Asda makes big change to Just Essentials range as food bills soar

ASDA has made a big change to its Just Essentials range as the cost of groceries soar.

The supermarket giant has placed a limit on the number of items shoppers can buy from its budget brand, The Sun can reveal.

Asda has introduced a big change to its Just Essentials range

Asda has introduced a big change to its Just Essentials range

It means customers can buy no more than three of the same item from the Just Essentials range, both online and in store.

But there is no limit on the overall number of items you can buy.

For example, if you buy three packets of bacon, and you can still buy three bags of tomatoes.

Asda said it has been forced to put the restrictions in place because the range has been so popular.

An Asda spokesperson said: “To make sure as many customers as possible can buy these products we are temporarily limiting purchases to a maximum of three of each product.

“This will be for a short period and we will let you know as soon these limits are removed.

“We are sorry for any inconvenience this may cause.”

Shoppers in the Extreme Couponing and Bargains UK Facebook group have had a mixed reaction to the news.

One shopper said: “We do our shopping monthly and we often need more than two to three items and now we can’t get them.”

Another added: “What a shame Asda, I really feel sorry for big families.”

But some shoppers welcomed the change, saying it will make it easier for them to buy items from the range.

One shopper said: “Good, as to be honest, they were always out of stock.”

A second said: “This is good, because everyone is trying to save money and I’m glad it’s been put in place now.”

Shoppers have seen their food bill rise at the fastest rate since 2008, with the average bill rising by 11.6%.

This works out at an annual increase of £533 for the average household.

Asda introduced its Just Essentials range, which includes more than 200 products, earlier this year.

Prices start from as little as 16p for a tin of spaghetti loops, and go up to £11.23 for a beef roasting joint.

It came after the supermarket promised to axe its value range and replace it with the new line as the cost-of-living crisis continues.

The supermarket reported customers watching the pennies at the checkout as they try to avoid going over budget.

It said some customers have set themselves a cash limit at the till, and have asked cashiers to stop scanning once they reach their budget.

Mum-of-two Hollie Hutchinson recently tried Asda’s Just Essential’s range and created a meal plan on how to feed a family of four for £4.

How can I find the best deals in the supermarket?

Get a loyalty card

Signing up for a supermarket loyalty card can often help you to get cheaper prices on essentials.

If you have a loyalty card, you may find you can get extra points or discounts, particularly if you buy petrol from the same supermarket.

The Sun recently compared the best supermarket loyalty cards in this handy guide.

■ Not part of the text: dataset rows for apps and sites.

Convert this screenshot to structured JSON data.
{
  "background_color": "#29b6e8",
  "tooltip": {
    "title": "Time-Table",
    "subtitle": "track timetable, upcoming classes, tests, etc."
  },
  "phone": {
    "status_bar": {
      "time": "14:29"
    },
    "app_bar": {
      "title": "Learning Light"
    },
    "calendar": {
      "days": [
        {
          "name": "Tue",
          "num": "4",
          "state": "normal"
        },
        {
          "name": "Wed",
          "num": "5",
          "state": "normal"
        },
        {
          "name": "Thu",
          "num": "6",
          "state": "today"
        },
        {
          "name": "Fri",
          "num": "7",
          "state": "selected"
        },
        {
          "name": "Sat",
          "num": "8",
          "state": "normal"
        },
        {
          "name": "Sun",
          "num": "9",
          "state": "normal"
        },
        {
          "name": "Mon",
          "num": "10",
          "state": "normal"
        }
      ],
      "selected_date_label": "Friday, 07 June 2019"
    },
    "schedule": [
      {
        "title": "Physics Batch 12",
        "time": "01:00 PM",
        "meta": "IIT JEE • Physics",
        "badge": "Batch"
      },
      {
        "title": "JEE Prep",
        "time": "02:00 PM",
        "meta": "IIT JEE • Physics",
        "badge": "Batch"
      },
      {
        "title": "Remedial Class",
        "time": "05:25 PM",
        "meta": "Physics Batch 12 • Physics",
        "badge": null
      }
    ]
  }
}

Asda is the latest supermarket to promise shoppers extra perks, bringing it in line with LidlM&SMorrisonsSainsbury’s and Tesco.

But it’s worth comparing loyalty schemes – and remember you don’t have to stay loyal, despite the name.

Known when to shop

Heading to the shops when products are marked down and bright yellow discount stickers are applied can save you serious dough.

If you shop in the evening, you are more likely to find goods that have been marked marked down.

But each branch of a supermarket will have their biggest discounts at slightly different times of day.

We put together a handy guide to what time supermarkets including Aldi, Asda, Tesco and Lidl reduce their prices.

Make a list

One of the most common mistakes shoppers make is going out underprepared.

Making a list will help to stay focused on getting the items that you really need, rather than being drawn into impulse purchases.

Another tip is to choose a smaller trolley – or a basket, if possible – to shop with.

A bigger trolley will look emptier even after you’ve finished trawling the aisles, and can encourage you to pick up more items.

Swap to own brand

Ditching items with labels like “finest” in favour of “own” or “value” can be worthwhile.

The Sun regularly tests supermarket own brand products to see if they can beat the big brands.

Lidl’s own brand Freeway Cola costing 47p beat other supermarket’s own brands to be crowned the best by The Sun.

While the budget supermarket’s own brand orange juice was also found to be the best alternative to Tropicana.

The brand’s Smooth Orange Juice costs £2.75 compared to Lidl’s Simply Orange Juice, which is just 55p.

You can also try checking frozen alternatives to fresh fruit and vegetables, and looking on the lower shelves where customers are known to find better deals.

Meanwhile, we found out from a supermarket expert how you can get your weekly shop cheaper in every aisle.

We also revealed the cheapest supermarket in the country – and it’s not what you expect.